» **GIVEN RECORDS**
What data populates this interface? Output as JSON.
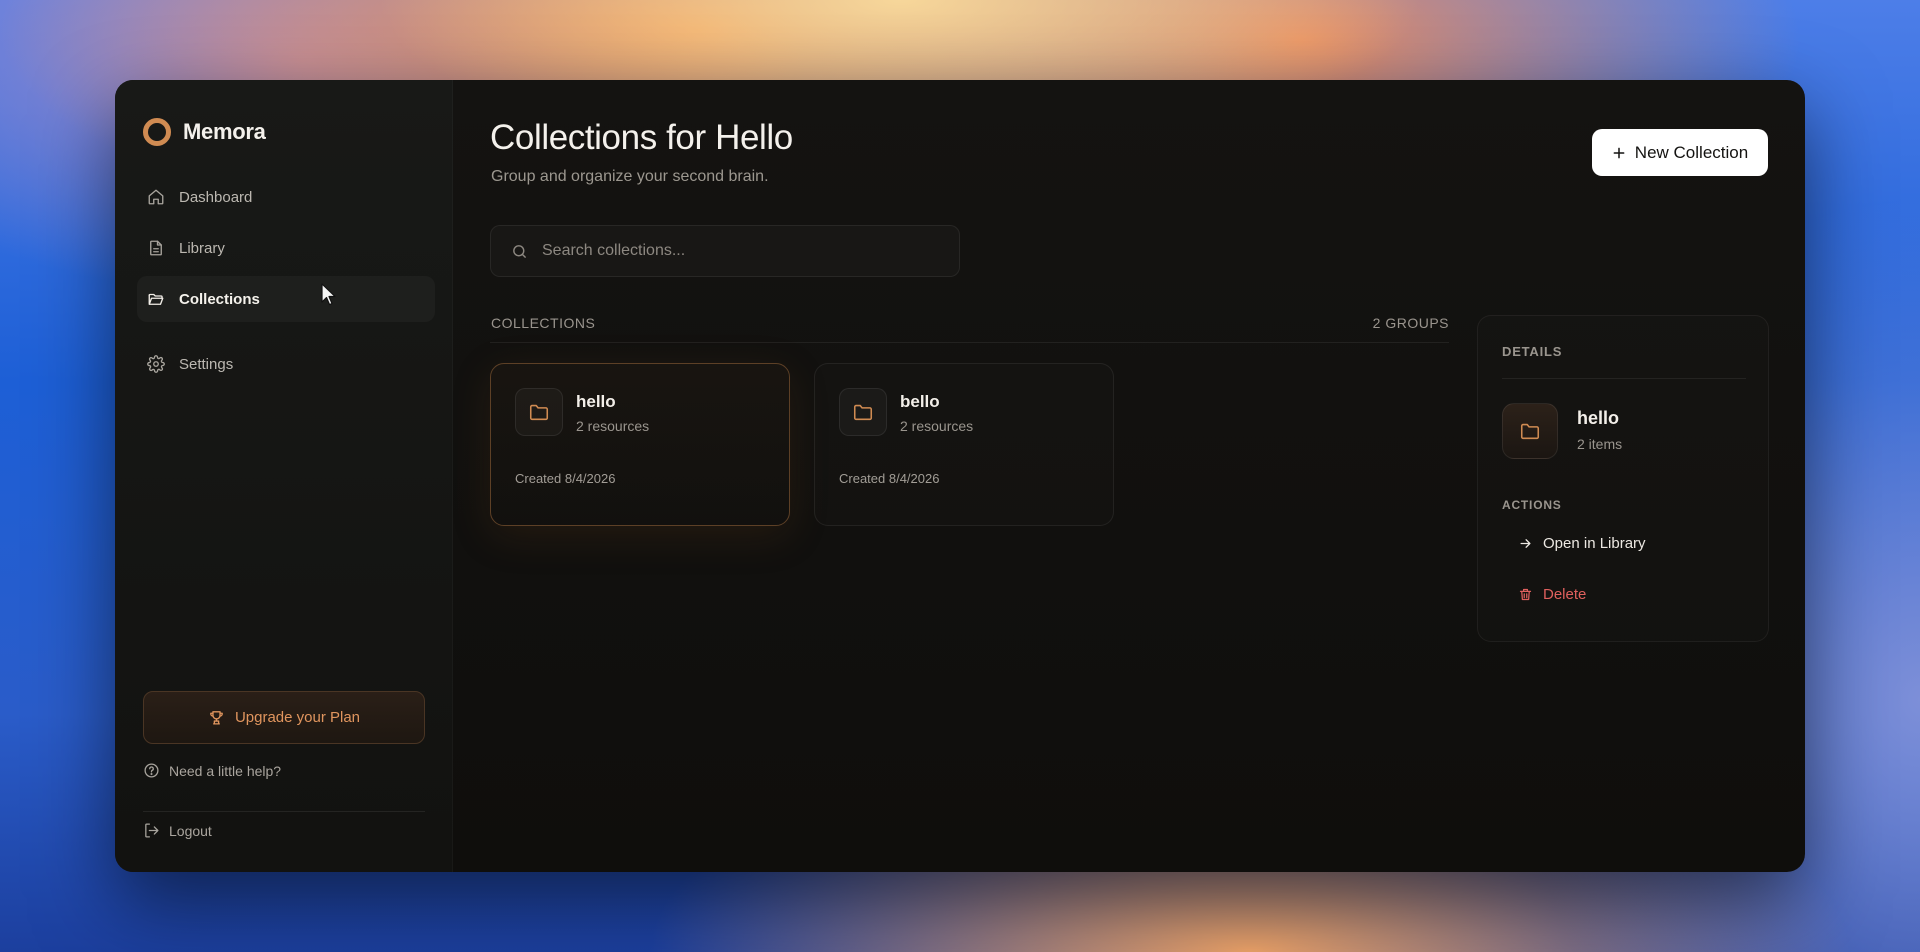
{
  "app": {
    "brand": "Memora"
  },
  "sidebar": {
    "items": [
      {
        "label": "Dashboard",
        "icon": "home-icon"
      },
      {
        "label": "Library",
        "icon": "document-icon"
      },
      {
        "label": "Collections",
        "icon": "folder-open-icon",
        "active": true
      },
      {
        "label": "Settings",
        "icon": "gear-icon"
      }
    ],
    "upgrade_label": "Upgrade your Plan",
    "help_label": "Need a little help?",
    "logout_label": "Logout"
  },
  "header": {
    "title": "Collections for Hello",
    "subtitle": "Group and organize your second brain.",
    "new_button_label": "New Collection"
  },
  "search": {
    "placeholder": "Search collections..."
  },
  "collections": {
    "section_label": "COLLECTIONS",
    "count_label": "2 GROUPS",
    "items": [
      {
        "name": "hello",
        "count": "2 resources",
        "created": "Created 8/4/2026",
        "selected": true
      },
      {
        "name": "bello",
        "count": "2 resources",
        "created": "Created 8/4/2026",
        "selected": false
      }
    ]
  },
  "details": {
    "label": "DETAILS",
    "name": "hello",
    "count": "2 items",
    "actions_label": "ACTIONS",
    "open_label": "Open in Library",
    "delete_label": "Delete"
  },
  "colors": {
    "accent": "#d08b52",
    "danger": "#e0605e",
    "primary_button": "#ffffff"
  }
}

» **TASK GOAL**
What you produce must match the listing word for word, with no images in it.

» **EXERCISE ANSWER**
What data populates this interface? Output as JSON.
{
  "app": {
    "brand": "Memora"
  },
  "sidebar": {
    "items": [
      {
        "label": "Dashboard",
        "icon": "home-icon"
      },
      {
        "label": "Library",
        "icon": "document-icon"
      },
      {
        "label": "Collections",
        "icon": "folder-open-icon",
        "active": true
      },
      {
        "label": "Settings",
        "icon": "gear-icon"
      }
    ],
    "upgrade_label": "Upgrade your Plan",
    "help_label": "Need a little help?",
    "logout_label": "Logout"
  },
  "header": {
    "title": "Collections for Hello",
    "subtitle": "Group and organize your second brain.",
    "new_button_label": "New Collection"
  },
  "search": {
    "placeholder": "Search collections..."
  },
  "collections": {
    "section_label": "COLLECTIONS",
    "count_label": "2 GROUPS",
    "items": [
      {
        "name": "hello",
        "count": "2 resources",
        "created": "Created 8/4/2026",
        "selected": true
      },
      {
        "name": "bello",
        "count": "2 resources",
        "created": "Created 8/4/2026",
        "selected": false
      }
    ]
  },
  "details": {
    "label": "DETAILS",
    "name": "hello",
    "count": "2 items",
    "actions_label": "ACTIONS",
    "open_label": "Open in Library",
    "delete_label": "Delete"
  },
  "colors": {
    "accent": "#d08b52",
    "danger": "#e0605e",
    "primary_button": "#ffffff"
  }
}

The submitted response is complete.